Simon and I cover another topic around IPOs and why a buy and hold investor has different goals than a venture capitalist who is bringing the company public. In many ways, we are in the middle of a grand experiment where VC firms grow the top line at the expense of the bottom line with hopes the revenue growth will drive the public market interest. Over the last ten years, growth hacking has become a popular way of mechanically pumping the numbers through marketing rather than R&D. Uber was a supreme example of this as venture capital dollars were used to subsidize the rides rather than focus on achieving product-market fit, which is often determined by an equilibrium between supply and demand in the pricing.
We also discuss what’s next in tech investing with a discussion on connectivity. In order for most emerging technologies to become a reality, we need a better network layer. I believe we will be lay the groundwork for faster speeds and lower latency this year and next year to prepare for artificial intelligence and machine-to-machine communications. While some will call this 5G, I believe it also includes last mile connectivity and virtualizing infrastructure with software to lower capex.
Lastly, we talk about Roku, a stock that I covered very early after the company IPO’d and well before the market saw the potential. I explain why my conviction on Roku remains steady. Although Roku is an excellent operating system, a full tech stack, and an option for cord cutters, I see the real sticking point being the influx of pay TV advertising dollar over to Connected TV advertising.
View the full 30 minute video here.
Download the podcast here:
0:00 — Introduction: Beth’s “micro trend” investing philosophy
3:00 — Valuation for cloud computing companies
7:56 — Net Retention Rate metrics and Slack
9:28 — Product-Market Fit and Investing Internationally
11:07 — Venture Capital and the Current IPO Market

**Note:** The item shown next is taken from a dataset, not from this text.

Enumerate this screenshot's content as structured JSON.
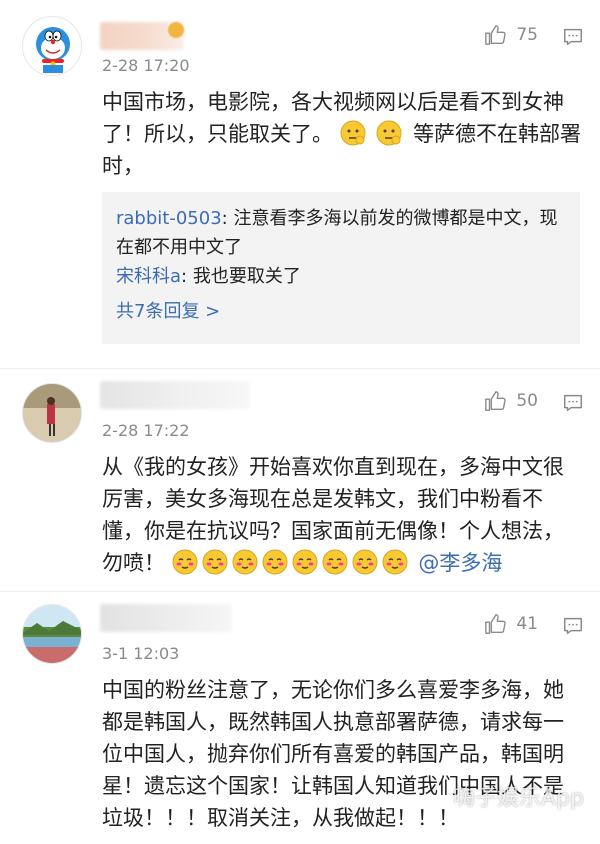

16:17 — The Importance of Developers: “Bottoms Up” Investing
18:50 — Roku and the Shift to Digital Advertising
24:36 — Trends Investors Should be Watching: Connectivity and Chipmakers